Tip #11: WCA vs. Email Custom Audiences

Facebook Ads Experiment Tip #11

When I started my experiment, I had a general idea regarding how it would be pulled off, but it was definitely fluid. I expected my approach to change, and it did. Several times.

All along, the goal was to keep this going for a while with the intention of having a small audience that makes it to the end. Initially, I planned on using email custom audiences to help limit that final group.

I was still going to use Website Custom Audiences as the engine of this experiment. But once people made it to a particular step, I was going to require people to provide an email address to continue.

After careful consideration, I abandoned this approach. The reason can be found within the differences between WCAs and email custom audiences — in particular the strengths and weaknesses of both.

Website Custom Audiences


Website Custom Audiences allow advertisers to remarket to people who have visited their website before — either targeting all website visitors generally or those who visited specific pages of the site.

These ads appear on Facebook (or within partner mobile apps using Facebook Audience Network) and can reach those who have visited the advertiser’s website within the past one to 180 days.


First, these audiences are updated dynamically — in real time as users visit the site. An ad can be served immediately upon leaving your site and visiting Facebook. No updating is needed as users are constantly added and removed from the audience based on rules the advertiser created.

Second, targeting is based on browsing activity and not reliant on matching up an account to a Facebook profile, which isn’t 100% reliable.

Finally, the amount of targeting that can be done based on specific pages visited — without requiring a purchase or opt-in — can result in incredibly relevant advertising.


First, users won’t exist within the audience forever. Since there is a maximum duration of 180 days, visitors need to remain engaged to continue to exist within the audience.

Second, since WCAs work with the help of a pixel, reliability can be hurt by clearing or blocking cookies.

Email Custom Audiences


Advertisers can upload a CSV file of customers to Facebook to create an audience for targeting purposes. In this case, advertisers can create Facebook ads that target those on their email list.


First, create very relevant ads based on the products a customer has bought or opt-in they have requested.

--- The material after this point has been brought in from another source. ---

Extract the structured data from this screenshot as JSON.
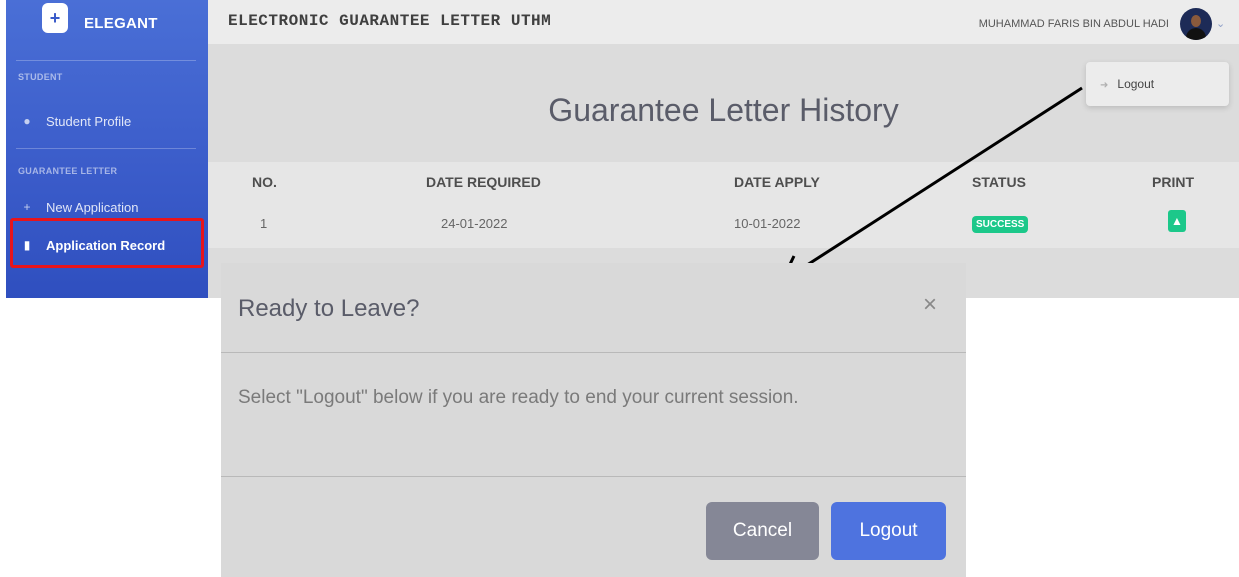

Second, unlike a WCA, this audience does not have a limited duration. With no expiration date, you can continue targeting a user on Facebook as long as they remain on your email list.


First, you are limited only to those who have provided an email address (or phone number or Facebook UID, depending on the Custom Audience). This limits the size of the audience, unlike a WCA.

Second, advertisers can expect anywhere from 30-70% of email addresses from their list to be matched up to actual Facebook users. Keep in mind that the email address a user provides to you when they purchase a product or opt-in to something is not always the same as the email address they associate with their Facebook profile. As a result, you won’t be able to target many of the people on your list.

Third, there’s a matter of flexibility. While WCAs offer a great deal of flexibility, email Custom Audiences do not. Example: I can easily surface more content to people dynamically based on content they have read recently using WCAs. I need an email address for each step using email Custom Audiences.

Finally, an email Custom Audience is not updated dynamically (at least without a third party tool). To remain current, it needs to be uploaded every few days.

Why I Abandoned Email Custom Audiences for This Experiment

As I said earlier, I considered requiring an email address late in the experiment to continue getting ads surfaced to you. The thought was to further limit the audience to make it more of an accomplishment to finish the experiment.

There is a very major flaw in this approach, per the weaknesses mentioned above. People are opting in to get this content — many are very excited to do so! — and I’m able to serve a very large percentage of those who want that content using WCAs.

But the problem is that when they provide an email address, the likelihood of me reaching them drops significantly. They may provide an invalid email address by mistake or they may provide an address that is different from that on their Facebook profile.

As a result, their time within the experiment would come to an end, and they would not be happy!

Why WCAs Aren’t Perfect for This Experiment

I love WCAs. I think they are as close to perfect as we can get. But there are a couple of issues here.

First, whether I use WCAs or anything else, I can’t guarantee I’m going to reach everyone. I’ve gotten creative to the point where I think I reach most people, but it’s not perfect.

Second, some people never get the ads served to them, likely due to technical hurdles. It’s not 100% clear why this happens, but it is often very likely due to blocking or clearing cookies.

Finally, there is a matter of expectation. Once you read Tip #1, you should see Tip #2. The problem is that WCAs do not control who sees content organically, and as I stated in the last tip, more people are seeing content organically than paid. As a result, much of this content is served out of order and that results in quite a bit of confusion!